**Exercise**
Search the records below for the word "text", then return every line where it appears.

Dataset rows for apps and sites
_ _ _ _ _

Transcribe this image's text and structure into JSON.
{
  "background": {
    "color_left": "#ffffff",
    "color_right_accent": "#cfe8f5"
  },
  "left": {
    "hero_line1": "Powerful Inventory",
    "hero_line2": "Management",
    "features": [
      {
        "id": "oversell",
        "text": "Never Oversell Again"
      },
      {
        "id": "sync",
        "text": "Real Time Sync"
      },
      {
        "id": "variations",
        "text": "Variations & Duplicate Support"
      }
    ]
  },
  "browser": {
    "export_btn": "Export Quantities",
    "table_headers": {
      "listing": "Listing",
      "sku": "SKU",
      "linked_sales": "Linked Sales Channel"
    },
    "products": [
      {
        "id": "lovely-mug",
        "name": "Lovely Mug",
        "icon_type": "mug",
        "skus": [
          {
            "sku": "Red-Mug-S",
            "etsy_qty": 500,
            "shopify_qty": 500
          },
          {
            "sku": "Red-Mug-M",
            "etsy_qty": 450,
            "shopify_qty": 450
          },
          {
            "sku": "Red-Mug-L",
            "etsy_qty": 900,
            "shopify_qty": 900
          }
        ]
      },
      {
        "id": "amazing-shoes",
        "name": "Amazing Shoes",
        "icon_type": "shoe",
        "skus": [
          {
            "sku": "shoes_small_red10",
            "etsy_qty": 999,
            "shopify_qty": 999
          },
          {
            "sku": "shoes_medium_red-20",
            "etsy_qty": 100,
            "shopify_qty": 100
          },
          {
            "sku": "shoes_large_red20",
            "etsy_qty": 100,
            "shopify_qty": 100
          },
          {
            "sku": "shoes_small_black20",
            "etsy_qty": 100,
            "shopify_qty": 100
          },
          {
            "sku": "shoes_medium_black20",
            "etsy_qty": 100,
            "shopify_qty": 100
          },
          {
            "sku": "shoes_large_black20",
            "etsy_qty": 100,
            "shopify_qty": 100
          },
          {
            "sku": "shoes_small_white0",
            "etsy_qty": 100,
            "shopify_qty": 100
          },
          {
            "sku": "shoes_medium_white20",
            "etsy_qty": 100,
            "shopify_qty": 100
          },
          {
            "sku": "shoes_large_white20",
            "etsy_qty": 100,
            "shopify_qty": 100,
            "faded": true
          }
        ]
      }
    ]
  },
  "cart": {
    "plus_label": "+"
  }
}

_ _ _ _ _

**Response**
Transcribe this image's text and structure into JSON.
        "text": "Never Oversell Again"
        "text": "Real Time Sync"
        "text": "Variations & Duplicate Support"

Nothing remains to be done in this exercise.